Start of Data records

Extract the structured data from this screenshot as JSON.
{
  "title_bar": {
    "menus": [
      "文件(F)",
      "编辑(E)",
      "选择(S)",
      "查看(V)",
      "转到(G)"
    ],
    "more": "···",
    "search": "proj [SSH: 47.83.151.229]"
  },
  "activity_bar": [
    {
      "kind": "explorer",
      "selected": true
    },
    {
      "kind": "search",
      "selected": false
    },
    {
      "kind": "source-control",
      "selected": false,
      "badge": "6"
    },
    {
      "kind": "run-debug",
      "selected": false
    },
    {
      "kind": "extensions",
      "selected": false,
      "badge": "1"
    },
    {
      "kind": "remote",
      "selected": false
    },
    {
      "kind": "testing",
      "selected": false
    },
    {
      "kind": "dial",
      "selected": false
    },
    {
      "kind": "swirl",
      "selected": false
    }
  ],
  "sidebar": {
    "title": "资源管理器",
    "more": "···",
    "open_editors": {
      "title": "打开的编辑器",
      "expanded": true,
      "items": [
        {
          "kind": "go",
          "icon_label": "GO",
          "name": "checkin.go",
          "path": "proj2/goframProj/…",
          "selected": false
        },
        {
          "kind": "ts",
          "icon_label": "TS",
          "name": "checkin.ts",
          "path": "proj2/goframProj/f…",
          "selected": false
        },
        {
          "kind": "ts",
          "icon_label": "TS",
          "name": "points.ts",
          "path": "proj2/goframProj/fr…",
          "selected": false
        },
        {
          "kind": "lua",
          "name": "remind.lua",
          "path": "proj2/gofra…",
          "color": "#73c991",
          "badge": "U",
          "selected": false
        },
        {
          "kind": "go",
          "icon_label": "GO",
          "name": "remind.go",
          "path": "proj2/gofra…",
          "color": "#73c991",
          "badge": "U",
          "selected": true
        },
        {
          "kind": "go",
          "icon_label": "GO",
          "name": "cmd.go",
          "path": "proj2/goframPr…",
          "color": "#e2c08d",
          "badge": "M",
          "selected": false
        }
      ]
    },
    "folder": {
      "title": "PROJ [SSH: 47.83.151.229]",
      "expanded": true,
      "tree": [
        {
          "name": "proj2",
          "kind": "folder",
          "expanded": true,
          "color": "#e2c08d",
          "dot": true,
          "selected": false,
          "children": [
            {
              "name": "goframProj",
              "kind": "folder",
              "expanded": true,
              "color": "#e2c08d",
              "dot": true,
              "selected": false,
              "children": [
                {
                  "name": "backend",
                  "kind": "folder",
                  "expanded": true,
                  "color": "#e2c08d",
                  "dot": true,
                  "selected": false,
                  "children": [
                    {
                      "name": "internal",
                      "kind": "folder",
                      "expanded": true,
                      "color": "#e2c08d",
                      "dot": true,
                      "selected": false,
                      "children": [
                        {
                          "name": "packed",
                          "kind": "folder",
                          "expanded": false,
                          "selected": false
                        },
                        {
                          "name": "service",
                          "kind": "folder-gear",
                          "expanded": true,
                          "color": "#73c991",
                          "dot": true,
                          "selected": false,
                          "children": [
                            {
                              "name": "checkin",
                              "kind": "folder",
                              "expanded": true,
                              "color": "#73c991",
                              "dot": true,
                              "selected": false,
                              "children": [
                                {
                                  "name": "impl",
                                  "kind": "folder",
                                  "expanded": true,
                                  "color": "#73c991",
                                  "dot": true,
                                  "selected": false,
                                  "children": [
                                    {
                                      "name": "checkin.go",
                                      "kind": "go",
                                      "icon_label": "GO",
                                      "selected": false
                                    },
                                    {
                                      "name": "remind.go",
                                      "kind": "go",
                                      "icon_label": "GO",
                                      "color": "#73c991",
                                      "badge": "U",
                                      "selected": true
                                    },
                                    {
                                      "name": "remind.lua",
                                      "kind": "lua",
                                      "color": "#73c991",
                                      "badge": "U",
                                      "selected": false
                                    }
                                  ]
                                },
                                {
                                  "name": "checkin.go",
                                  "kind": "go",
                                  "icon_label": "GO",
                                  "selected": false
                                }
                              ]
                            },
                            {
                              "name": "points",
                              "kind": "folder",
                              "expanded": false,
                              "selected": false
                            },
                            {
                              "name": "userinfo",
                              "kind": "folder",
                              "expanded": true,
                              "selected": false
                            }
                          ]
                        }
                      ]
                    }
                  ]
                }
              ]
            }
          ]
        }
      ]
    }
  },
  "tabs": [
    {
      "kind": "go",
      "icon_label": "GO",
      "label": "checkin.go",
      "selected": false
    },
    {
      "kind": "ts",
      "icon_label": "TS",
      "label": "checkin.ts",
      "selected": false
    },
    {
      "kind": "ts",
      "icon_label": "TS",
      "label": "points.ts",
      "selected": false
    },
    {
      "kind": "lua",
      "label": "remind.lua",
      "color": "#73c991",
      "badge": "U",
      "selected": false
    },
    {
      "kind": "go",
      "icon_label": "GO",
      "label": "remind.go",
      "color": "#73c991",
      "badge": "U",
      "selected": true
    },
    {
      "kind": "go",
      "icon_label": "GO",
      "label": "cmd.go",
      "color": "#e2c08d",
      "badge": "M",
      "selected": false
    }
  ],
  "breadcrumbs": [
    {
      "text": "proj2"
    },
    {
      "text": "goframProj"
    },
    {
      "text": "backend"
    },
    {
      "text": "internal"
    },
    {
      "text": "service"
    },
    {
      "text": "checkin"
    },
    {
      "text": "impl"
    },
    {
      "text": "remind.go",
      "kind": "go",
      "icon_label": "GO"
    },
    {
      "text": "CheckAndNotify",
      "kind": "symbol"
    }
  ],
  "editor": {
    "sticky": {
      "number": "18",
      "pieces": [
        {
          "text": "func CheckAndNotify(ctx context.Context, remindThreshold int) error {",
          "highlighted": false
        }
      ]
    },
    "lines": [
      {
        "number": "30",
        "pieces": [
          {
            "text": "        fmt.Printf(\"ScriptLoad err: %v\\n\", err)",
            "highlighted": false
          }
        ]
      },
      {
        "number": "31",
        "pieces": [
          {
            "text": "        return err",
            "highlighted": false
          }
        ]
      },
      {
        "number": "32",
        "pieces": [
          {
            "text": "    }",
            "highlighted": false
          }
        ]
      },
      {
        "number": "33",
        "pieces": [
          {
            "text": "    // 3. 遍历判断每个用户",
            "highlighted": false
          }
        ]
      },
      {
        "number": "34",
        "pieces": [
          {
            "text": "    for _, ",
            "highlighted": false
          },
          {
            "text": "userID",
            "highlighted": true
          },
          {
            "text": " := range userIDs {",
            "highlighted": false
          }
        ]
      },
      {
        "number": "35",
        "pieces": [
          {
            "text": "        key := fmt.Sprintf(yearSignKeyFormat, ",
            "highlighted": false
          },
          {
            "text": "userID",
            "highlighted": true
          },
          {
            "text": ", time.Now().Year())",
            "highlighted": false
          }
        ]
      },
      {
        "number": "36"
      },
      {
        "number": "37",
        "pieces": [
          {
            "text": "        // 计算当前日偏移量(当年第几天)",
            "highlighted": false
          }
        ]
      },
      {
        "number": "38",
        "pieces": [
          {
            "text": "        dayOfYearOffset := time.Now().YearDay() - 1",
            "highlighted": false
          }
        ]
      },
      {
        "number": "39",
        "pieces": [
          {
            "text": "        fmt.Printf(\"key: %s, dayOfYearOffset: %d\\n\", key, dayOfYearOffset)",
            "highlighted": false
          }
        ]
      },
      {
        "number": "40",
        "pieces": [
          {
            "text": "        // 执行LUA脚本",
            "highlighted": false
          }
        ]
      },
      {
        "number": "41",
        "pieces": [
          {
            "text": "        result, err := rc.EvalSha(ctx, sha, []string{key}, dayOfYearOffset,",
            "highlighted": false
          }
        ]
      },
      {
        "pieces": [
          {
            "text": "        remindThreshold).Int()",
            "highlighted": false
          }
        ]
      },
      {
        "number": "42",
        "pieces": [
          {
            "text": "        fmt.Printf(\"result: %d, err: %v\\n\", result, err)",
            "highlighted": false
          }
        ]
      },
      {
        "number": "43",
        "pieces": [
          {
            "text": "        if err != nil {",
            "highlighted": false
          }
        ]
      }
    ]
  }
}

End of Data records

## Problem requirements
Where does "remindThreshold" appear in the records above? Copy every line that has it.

## Result of the exercise
          "text": "func CheckAndNotify(ctx context.Context, remindThreshold int) error {",
            "text": "        remindThreshold).Int()",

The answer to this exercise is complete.